avg(finalgrade) as grade_mean format 10.1,
sum(score) as score, sum(finalgrade) as finalgrade
from grade
group by status,year
order by _TYPE_ ;
quit;
proc print data=sumgrade; run;
Here is table with the summaries of our findings.
Description
MEANS
SQL
Input data
Output dataset
Analysis variables
Grouping Variables
Statistics to be performed
DATA=dataset-name
OUTPUT OUT=temp
VAR var1 var2
CLASS var1 var2
Specify in PROC MEANS
statement
FROM table-name
CREATE TABLE temp AS
SELECT stat(var1),stat(var2)
GROUP BY var1,var2
Specify in SELECT statement
Note: in the above table the stat is any statistical function.
CONCLUSION:
This paper covered frequently used options and statements in PROC MEANS and equivalent code using PROC
SQL.. This paper will be a good reference document those who are proficient in PROC MEANS and need work with
PROC SQL and vice versa. There are certain functionality that are provided by PROC MEANS which can’t be
replicated by using PROC SQL and vice versa.
REFERENCES:
SAS Institute Inc., SAS OnlineDoc ® 9, http://v9doc.sas.com/sasdoc/
SAS Institute Inc., Base SAS 9.1 ® Procedures Guide.
7
SAS Global Forum 2007
Coders’ Corner
CONTACT INFORMATION:
Your comments and questions are valued and encouraged.

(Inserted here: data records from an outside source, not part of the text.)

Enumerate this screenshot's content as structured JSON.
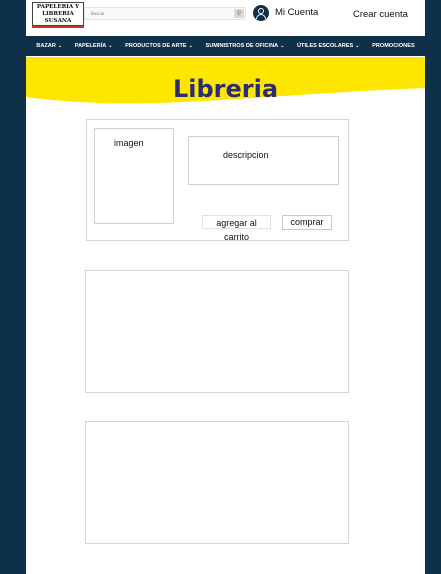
{
  "header": {
    "logo_lines": [
      "PAPELERIA Y",
      "LIBRERIA",
      "SUSANA"
    ],
    "search": {
      "placeholder": "Buscar"
    },
    "account_label": "Mi Cuenta",
    "create_account_label": "Crear cuenta"
  },
  "nav": {
    "items": [
      {
        "label": "BAZAR",
        "has_dropdown": true
      },
      {
        "label": "PAPELERÍA",
        "has_dropdown": true
      },
      {
        "label": "PRODUCTOS DE ARTE",
        "has_dropdown": true
      },
      {
        "label": "SUMINISTROS DE OFICINA",
        "has_dropdown": true
      },
      {
        "label": "ÚTILES ESCOLARES",
        "has_dropdown": true
      },
      {
        "label": "PROMOCIONES",
        "has_dropdown": false
      }
    ],
    "chevron": "⌄"
  },
  "banner": {
    "title": "Libreria"
  },
  "product": {
    "image_label": "imagen",
    "description_label": "descripcion",
    "add_to_cart_label": "agregar al carrito",
    "buy_label": "comprar"
  },
  "colors": {
    "navy": "#0f3049",
    "banner_yellow": "#ffe600",
    "title_purple": "#2b2d6e",
    "logo_underline": "#c0392b"
  },
  "icons": {
    "search": "search-icon",
    "account": "user-circle-icon"
  }
}
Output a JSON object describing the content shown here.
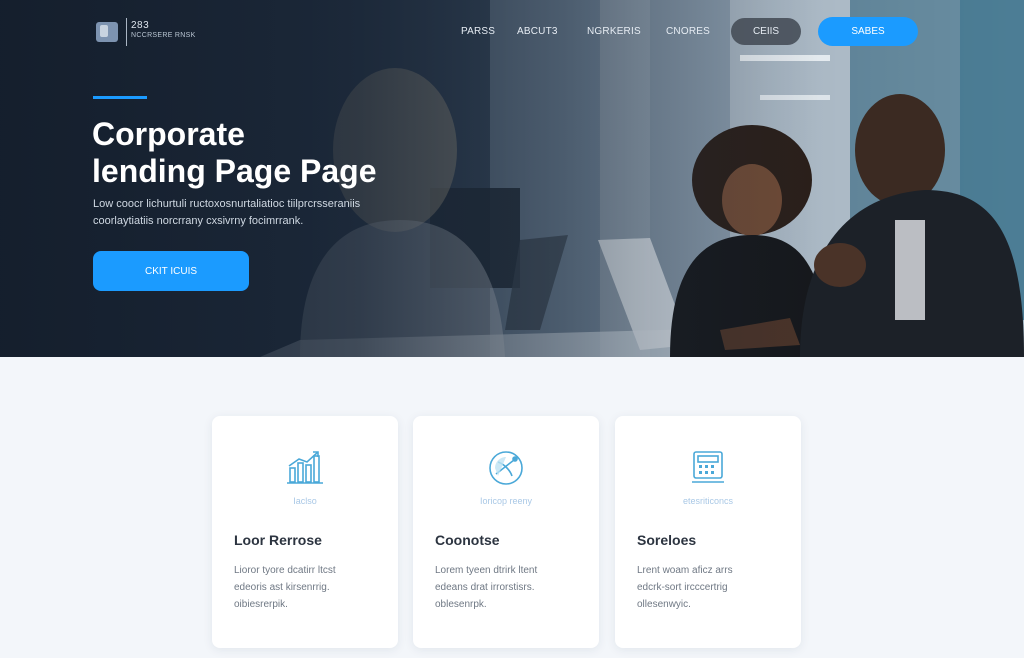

Contact the author at:
Jyotheeswara Naidu Yellanki
Email: [email protected]
SAS and all other SAS Institute Inc., product or service names are registered trademarks or trademarks of SAS
Institute Inc. in the USA and other countries. ® Indicates USA registration.
Other brand and product names are trademarks of their respective companies.
8
Related documents